DIRECTIONS FOR THIS TASK: Scan the entries that follow for the word "ofrecemos", then report every line in which it appears.

━━ DATA EXCERPTS ━━

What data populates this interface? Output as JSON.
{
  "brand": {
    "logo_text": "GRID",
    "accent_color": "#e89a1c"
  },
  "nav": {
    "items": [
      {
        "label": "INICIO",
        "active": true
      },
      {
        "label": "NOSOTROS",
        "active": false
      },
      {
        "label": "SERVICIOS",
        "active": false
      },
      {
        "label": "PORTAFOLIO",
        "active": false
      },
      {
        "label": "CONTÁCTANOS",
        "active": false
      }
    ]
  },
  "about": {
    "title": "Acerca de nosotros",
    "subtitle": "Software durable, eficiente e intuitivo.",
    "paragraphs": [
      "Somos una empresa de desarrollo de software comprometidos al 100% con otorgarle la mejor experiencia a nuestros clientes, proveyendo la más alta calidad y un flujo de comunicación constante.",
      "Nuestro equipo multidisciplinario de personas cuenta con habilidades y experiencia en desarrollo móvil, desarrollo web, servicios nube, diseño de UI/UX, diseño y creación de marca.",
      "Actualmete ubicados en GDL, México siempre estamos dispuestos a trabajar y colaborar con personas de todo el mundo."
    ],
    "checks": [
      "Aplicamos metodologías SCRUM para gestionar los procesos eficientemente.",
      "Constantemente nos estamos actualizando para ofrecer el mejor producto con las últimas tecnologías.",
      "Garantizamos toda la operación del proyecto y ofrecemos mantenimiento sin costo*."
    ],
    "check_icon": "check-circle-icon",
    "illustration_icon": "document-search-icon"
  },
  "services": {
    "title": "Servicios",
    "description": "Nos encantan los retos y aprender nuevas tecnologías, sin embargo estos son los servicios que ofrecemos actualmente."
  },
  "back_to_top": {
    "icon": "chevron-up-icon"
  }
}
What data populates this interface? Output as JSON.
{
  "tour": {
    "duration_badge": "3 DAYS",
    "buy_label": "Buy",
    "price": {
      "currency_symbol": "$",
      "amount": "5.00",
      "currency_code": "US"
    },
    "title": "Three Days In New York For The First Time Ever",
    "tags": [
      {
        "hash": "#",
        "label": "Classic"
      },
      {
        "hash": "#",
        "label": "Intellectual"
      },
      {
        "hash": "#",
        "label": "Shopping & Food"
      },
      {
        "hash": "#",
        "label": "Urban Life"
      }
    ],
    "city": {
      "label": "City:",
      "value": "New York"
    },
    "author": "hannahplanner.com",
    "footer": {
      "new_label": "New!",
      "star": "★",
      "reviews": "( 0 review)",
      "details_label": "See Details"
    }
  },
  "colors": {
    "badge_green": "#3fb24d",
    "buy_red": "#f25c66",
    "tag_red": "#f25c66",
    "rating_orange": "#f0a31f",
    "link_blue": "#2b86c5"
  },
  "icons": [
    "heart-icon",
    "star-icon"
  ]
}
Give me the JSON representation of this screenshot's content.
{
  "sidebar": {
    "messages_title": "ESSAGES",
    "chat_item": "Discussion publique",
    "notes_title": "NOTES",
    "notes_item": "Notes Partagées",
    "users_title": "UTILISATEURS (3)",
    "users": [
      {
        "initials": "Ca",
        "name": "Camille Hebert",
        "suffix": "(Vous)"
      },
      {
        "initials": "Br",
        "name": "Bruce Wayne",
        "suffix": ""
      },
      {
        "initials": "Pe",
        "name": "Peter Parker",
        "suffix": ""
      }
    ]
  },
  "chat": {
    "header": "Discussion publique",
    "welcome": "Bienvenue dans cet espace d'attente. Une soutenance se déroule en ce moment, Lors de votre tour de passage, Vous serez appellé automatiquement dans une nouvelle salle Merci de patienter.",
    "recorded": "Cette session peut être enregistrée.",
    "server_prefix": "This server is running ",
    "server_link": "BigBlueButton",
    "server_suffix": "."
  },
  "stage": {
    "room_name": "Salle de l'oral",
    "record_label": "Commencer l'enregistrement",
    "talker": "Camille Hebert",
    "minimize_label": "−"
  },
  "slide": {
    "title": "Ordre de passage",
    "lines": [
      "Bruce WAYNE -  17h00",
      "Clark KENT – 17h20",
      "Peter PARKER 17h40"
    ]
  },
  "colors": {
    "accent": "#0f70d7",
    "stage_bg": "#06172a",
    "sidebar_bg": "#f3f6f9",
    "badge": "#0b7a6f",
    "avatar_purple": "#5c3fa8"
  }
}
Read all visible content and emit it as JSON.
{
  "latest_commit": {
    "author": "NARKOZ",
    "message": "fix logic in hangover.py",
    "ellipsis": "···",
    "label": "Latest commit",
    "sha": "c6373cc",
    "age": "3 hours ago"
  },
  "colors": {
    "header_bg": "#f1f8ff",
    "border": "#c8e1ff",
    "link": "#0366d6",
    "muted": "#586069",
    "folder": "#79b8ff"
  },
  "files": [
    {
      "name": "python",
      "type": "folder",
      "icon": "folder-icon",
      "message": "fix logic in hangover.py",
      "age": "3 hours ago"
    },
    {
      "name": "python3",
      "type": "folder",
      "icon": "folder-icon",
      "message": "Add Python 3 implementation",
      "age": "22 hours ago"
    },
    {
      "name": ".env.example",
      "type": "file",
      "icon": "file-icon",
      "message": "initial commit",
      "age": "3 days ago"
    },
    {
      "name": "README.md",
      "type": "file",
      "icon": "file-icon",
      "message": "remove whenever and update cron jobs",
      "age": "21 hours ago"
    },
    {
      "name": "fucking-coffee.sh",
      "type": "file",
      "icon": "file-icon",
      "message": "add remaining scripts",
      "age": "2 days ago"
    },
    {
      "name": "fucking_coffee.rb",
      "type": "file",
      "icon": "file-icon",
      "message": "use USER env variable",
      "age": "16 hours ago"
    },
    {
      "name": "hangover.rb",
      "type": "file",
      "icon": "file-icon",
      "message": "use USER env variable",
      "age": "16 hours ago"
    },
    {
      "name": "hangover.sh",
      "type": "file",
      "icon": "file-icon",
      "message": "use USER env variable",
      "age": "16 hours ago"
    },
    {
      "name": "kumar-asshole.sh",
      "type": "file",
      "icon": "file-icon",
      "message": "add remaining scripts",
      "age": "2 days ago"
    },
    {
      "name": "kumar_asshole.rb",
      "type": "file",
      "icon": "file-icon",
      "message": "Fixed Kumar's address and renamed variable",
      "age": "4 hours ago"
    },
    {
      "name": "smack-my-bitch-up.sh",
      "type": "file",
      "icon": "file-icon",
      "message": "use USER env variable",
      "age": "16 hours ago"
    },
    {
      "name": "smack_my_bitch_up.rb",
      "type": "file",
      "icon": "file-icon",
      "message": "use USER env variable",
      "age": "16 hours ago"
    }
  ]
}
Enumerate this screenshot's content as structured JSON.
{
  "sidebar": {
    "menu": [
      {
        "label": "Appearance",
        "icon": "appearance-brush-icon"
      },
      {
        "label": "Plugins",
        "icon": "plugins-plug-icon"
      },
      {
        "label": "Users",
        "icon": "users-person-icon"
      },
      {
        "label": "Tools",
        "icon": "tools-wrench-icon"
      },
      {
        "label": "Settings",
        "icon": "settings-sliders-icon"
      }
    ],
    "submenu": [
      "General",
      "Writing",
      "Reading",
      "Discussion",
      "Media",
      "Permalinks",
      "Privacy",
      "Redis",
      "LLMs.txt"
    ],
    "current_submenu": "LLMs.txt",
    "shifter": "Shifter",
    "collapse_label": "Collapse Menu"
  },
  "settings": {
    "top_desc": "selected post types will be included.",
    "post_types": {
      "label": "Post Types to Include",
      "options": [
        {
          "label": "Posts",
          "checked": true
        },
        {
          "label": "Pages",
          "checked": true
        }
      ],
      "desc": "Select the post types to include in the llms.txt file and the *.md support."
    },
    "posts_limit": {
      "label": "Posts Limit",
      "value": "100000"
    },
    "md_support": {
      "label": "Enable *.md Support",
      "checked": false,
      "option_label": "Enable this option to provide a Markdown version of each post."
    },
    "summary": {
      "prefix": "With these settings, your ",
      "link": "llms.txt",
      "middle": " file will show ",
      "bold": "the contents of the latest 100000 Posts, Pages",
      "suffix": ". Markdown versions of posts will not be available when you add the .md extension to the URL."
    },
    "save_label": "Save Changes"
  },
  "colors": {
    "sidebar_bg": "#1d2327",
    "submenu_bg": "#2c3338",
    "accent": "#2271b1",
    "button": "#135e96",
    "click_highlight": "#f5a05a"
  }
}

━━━

FINAL ANSWER:
      "Garantizamos toda la operación del proyecto y ofrecemos mantenimiento sin costo*."
    "description": "Nos encantan los retos y aprender nuevas tecnologías, sin embargo estos son los servicios que ofrecemos actualmente."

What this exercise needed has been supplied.